In today’s class, we will be talking about adaptation. Enjoy the class!



Adaptation is defined as the ability of an organism to live successfully in a particular habitat as a result of its structure, appearance and behaviour. It is the process by which a species becomes fitted to its environment; it is the result of natural selection’s acting upon inherited variation over several generations.

Adaptation can also be a phenotypic trait or adaptive trait, with a functional role in each organism, that is maintained and has evolved through natural selection. It is expected that every organism must adapt to its environment to survive.
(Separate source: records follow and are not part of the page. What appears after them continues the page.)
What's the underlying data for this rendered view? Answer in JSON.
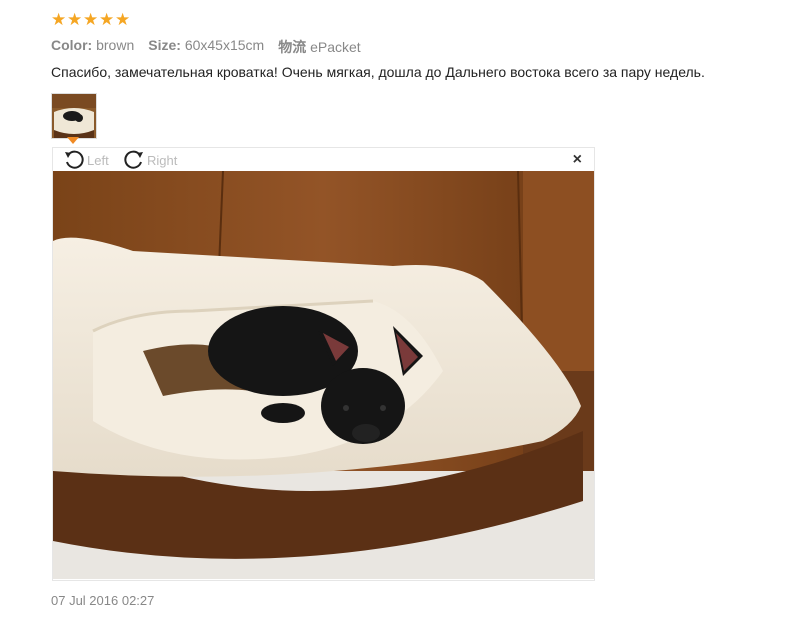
{
  "rating": {
    "stars": 5,
    "star_glyph": "★",
    "color": "#f5a623"
  },
  "attributes": [
    {
      "key": "Color:",
      "value": "brown"
    },
    {
      "key": "Size:",
      "value": "60x45x15cm"
    },
    {
      "key": "物流",
      "value": "ePacket"
    }
  ],
  "review_text": "Спасибо, замечательная кроватка! Очень мягкая, дошла до Дальнего востока всего за пару недель.",
  "viewer": {
    "rotate_left_label": "Left",
    "rotate_right_label": "Right",
    "close_label": "×",
    "photo_icon": "dog-bed-photo"
  },
  "date": "07 Jul 2016 02:27"
}
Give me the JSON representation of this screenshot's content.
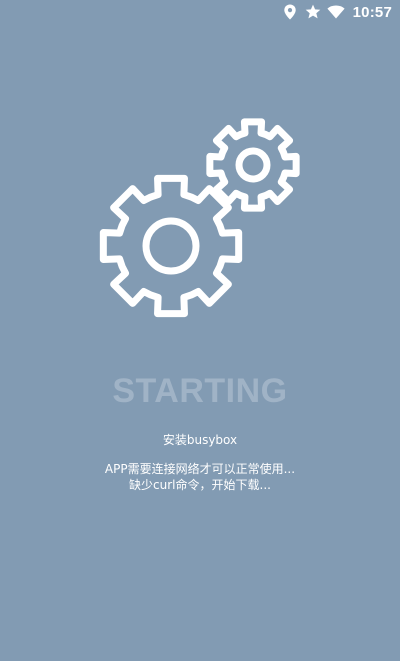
{
  "status_bar": {
    "time": "10:57",
    "icons": [
      "location-icon",
      "star-icon",
      "wifi-icon"
    ]
  },
  "main": {
    "title": "STARTING",
    "step": "安装busybox",
    "message_lines": [
      "APP需要连接网络才可以正常使用...",
      "缺少curl命令，开始下载..."
    ]
  },
  "colors": {
    "background": "#829bb3",
    "title": "#a0b3c6",
    "text": "#ffffff"
  }
}
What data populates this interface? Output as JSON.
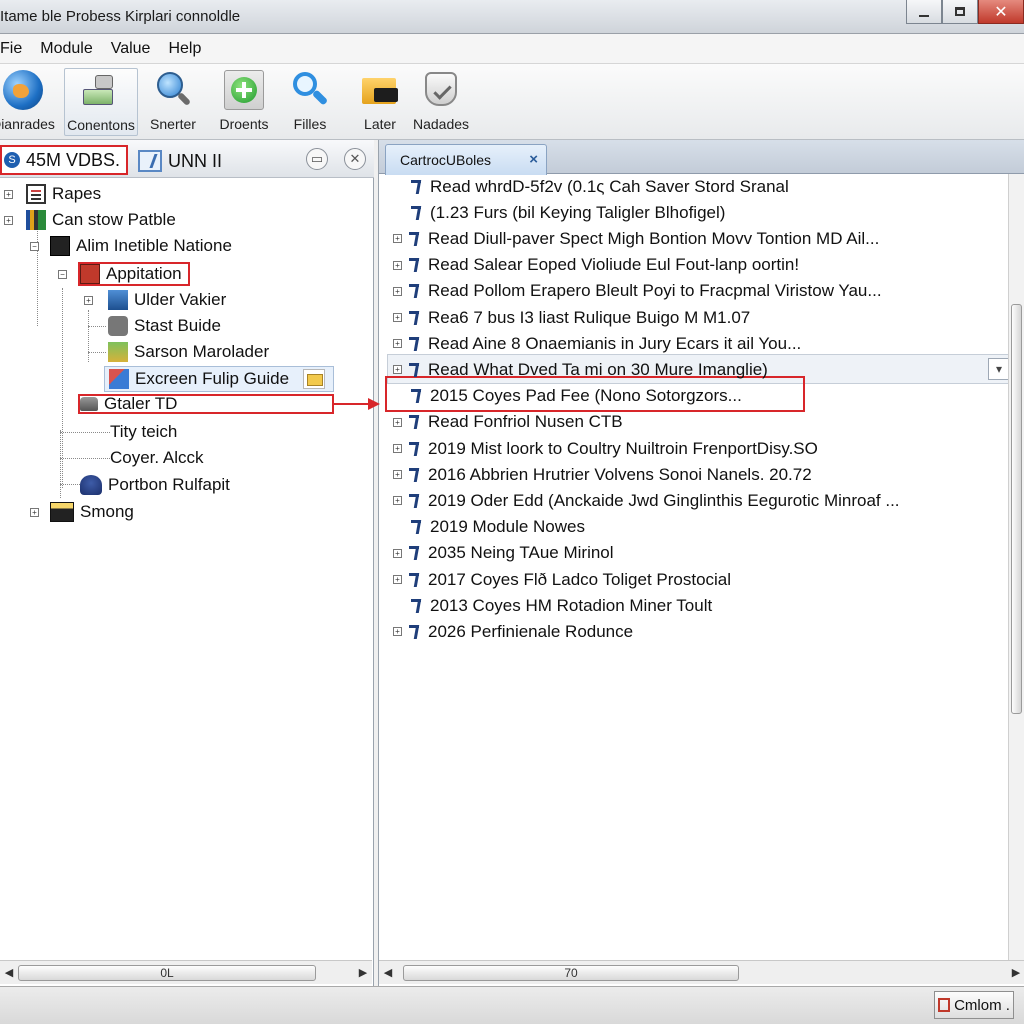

Plants and animals possess certain features which enable them to adapt to either aquatic or terrestrial habitats.

There are three forms of adaptation found in organisms, they are:

  1. Structural adaptation
  2. Behavioural adaptation
  3. Physiological adaptation
  • Behavioural adaptations:

They are actions of an organism that enable them to survive in their environment (e.g. bears hibernate in winter to escape the cold temperatures and preserve energy).

  • Structural adaptations:

They are physical features of an organism that enable them to survive in their environment e.g. fishes have gills that enable them to carry out respiration.

  • Physiological adaptations:

Internal and/or cellular features of an organism that enable them to survive in their environment (e.g. snakes produce venom to ward off predators and to capture prey).

A special adaptation of some organisms
  • Some structural and physiological adaptation found in fish:
  1. Possession of fins for movement in the water.
  2. Presence of streamlined body for easy movement.
  3. Possession of a lateral line system for detection of vibration in water.
  4. Possession of a powerful tail which is used for propelling the fish forward.
  5. The direction of the fins and scales backwards aid easy movement through the water.
  6. Possession of large eyes without eyelids which enables it to see predators and preys easily.
  7. Possession of swim bladder which aids its buoyancy in water.
  8. The silvery-white colour of the body below and black above prevent it from being seen by enemies.
  • Structural adaptation of birds:

These adaptive features are:

  1. Possession of light bodyweight to ease flight.
  2. Possession of feathers for protection.
  3. Possession of wings for flight.
  4. The streamlined shape of the body to ease flight.
  • Structural adaptation found in parasites:
  1. Possession of organs for piercing the host and sucking nutrients from the host.
  2. Possession of structures for attachment to the host such as claws or suckers.
  3. Possession of body surface (cuticle) to withstand the host’s digestive enzymes (for intestinal parasites

Some physiological adaptation in parasites
  • Ability to secrete enzymes that could dissolve tissues, thus facilitating entry into the host’s body.
  • Ability to produce a large number of offspring to increase chances of survival
Behavioural adaptation of some animals
  • Lizards use burrows, or underground holes, as a means of adapting to the desert heat.
  • Chameleons change their colours to avoid predation.
  • The ability of birds to bird calls and migrate to escape unfavourable conditions.


In our next class, we will be talking about Pollution.  We hope you enjoyed the class.

Should you have any further question, feel free to ask in the comment section below and trust us to respond as soon as possible.

How Can We Make ClassNotesNG Better? - CLICK to Tell Us Now!


Watch FREE Video Lessons for Best Grades on Afrilearn HERE!💃

Leave a Reply

Your email address will not be published. Required fields are marked *

Don`t copy text!